### What the exercise asks
Copy each entry below without any change.

### Data records
=-=-=

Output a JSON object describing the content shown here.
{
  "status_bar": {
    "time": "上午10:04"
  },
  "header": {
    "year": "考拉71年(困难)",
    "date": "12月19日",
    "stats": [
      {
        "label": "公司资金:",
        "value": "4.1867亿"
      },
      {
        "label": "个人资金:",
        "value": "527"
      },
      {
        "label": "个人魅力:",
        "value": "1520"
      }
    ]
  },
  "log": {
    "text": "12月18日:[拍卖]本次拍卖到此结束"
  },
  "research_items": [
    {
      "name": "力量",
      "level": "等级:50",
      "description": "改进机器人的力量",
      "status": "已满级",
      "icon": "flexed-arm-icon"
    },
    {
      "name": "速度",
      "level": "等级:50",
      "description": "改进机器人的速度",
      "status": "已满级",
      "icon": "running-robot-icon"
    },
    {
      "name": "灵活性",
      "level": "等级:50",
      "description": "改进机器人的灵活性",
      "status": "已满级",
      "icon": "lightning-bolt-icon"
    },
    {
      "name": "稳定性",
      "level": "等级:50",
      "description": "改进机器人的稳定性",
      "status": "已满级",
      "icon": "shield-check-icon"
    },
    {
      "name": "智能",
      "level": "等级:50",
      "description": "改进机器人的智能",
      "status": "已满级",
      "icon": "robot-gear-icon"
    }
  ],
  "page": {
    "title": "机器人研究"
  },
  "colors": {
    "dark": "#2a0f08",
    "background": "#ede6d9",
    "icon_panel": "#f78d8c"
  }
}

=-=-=

### Exercise output
Output a JSON object describing the content shown here.
{
  "status_bar": {
    "time": "上午10:04"
  },
  "header": {
    "year": "考拉71年(困难)",
    "date": "12月19日",
    "stats": [
      {
        "label": "公司资金:",
        "value": "4.1867亿"
      },
      {
        "label": "个人资金:",
        "value": "527"
      },
      {
        "label": "个人魅力:",
        "value": "1520"
      }
    ]
  },
  "log": {
    "text": "12月18日:[拍卖]本次拍卖到此结束"
  },
  "research_items": [
    {
      "name": "力量",
      "level": "等级:50",
      "description": "改进机器人的力量",
      "status": "已满级",
      "icon": "flexed-arm-icon"
    },
    {
      "name": "速度",
      "level": "等级:50",
      "description": "改进机器人的速度",
      "status": "已满级",
      "icon": "running-robot-icon"
    },
    {
      "name": "灵活性",
      "level": "等级:50",
      "description": "改进机器人的灵活性",
      "status": "已满级",
      "icon": "lightning-bolt-icon"
    },
    {
      "name": "稳定性",
      "level": "等级:50",
      "description": "改进机器人的稳定性",
      "status": "已满级",
      "icon": "shield-check-icon"
    },
    {
      "name": "智能",
      "level": "等级:50",
      "description": "改进机器人的智能",
      "status": "已满级",
      "icon": "robot-gear-icon"
    }
  ],
  "page": {
    "title": "机器人研究"
  },
  "colors": {
    "dark": "#2a0f08",
    "background": "#ede6d9",
    "icon_panel": "#f78d8c"
  }
}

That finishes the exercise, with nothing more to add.